Samuel Beutler, Switzerland/Canada
Eight years ago, while my passion for writing first began to grow, my friend Daniel recommended the award-winning books of John Steinbeck. Delving into “East of Eden” my passion was simultaneously reinforced and weakened. Reinforced, because Steinbeck’s work was otherworldly, capturing people unlike anything I’d read – yet weakened, because I doubted I could ever write with such clarity.
Yet when first released, the book received mixed reviews; one-dimensional characters, unbelievable drama, and over-poetic dialogue that frustrated many. Though falling short of greatness in some ways, it was ultimately a book written with excellence.
Some years later Steinbeck began rewriting the King Arthur legends with new perspectives and more human qualities, to be his magnum opus. He never finished it.
During those years working on “Arthur” he sought perfection. He travelled to England, studied medieval history, even forged his own axe, plagued with the same self-doubt I had when first reading his best work.
Ultimately only 1/10th of the original planned material was ever written. Published in 1976, eight years after his death, the book holds a few chapters he obsessed over, a few messy ones, and a final section of letters to both his editor and an Arthurian scholar, where he wrote of perfecting the beginning before writing the rest.
“East of Eden” reached greatness despite flaws. Could “Arthur” have been perfect? Perhaps. But Steinbeck never finished it, and who knows what could have been.
Perfectionism is the path of unfulfillment; unfinished drafts or paintings, broken promises, wounded relationships. Excellence leads to a flawed, sometimes messy life – but at least a finished one.
Don’t wait until everything is right before trying.
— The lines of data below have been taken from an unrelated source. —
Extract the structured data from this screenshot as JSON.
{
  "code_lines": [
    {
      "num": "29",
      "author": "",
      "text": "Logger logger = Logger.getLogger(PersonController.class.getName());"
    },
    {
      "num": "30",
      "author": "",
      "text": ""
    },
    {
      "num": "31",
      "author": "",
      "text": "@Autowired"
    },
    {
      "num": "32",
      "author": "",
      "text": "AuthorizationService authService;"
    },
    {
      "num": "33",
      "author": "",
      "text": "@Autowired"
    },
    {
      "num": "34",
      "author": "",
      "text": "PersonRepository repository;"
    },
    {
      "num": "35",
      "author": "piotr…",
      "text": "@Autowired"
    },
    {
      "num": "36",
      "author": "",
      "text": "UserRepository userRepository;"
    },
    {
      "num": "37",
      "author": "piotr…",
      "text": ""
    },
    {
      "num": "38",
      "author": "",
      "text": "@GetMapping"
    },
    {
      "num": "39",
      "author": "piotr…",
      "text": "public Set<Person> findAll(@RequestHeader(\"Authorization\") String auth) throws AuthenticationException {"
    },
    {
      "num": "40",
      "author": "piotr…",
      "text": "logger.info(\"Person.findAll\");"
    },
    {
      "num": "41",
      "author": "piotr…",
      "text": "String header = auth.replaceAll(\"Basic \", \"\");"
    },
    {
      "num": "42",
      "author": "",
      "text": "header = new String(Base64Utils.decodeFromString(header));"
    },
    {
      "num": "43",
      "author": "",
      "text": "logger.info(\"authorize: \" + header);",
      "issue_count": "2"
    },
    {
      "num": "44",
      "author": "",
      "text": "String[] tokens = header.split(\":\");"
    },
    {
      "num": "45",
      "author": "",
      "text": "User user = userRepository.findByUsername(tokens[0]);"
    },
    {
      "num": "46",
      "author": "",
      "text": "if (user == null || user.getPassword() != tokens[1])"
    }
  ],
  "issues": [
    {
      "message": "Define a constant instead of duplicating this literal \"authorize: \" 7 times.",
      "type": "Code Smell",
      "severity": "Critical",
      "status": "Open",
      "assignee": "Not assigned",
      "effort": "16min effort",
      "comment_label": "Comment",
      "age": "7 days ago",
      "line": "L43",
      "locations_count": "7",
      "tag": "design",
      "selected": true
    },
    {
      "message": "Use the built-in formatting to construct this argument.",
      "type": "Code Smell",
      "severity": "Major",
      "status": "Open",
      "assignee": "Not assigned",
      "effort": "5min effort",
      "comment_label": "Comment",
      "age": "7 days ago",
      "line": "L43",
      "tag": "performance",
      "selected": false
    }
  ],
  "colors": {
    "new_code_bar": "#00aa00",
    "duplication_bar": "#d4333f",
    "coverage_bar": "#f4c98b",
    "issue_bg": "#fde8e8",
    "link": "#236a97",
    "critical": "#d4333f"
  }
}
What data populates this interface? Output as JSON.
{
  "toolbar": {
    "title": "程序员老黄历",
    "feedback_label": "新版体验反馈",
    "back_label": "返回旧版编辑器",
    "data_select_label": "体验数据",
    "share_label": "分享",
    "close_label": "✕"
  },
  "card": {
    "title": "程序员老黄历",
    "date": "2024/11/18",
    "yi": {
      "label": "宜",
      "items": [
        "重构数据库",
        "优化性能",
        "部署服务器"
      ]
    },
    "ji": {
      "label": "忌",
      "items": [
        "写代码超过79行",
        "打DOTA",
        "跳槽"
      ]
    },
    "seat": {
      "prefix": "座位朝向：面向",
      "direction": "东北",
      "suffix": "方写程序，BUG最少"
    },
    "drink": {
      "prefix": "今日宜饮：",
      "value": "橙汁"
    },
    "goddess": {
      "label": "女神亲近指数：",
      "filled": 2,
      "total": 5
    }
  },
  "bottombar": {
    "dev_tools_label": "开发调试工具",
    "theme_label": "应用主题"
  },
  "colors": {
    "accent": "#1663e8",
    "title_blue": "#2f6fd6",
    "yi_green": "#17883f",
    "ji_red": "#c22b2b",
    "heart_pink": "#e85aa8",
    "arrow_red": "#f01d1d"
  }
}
In craftsmanship as well as life Christ calls us to excellence, never to perfectionism. Therefore strive for excellence, and who knows, you may create something great along the way.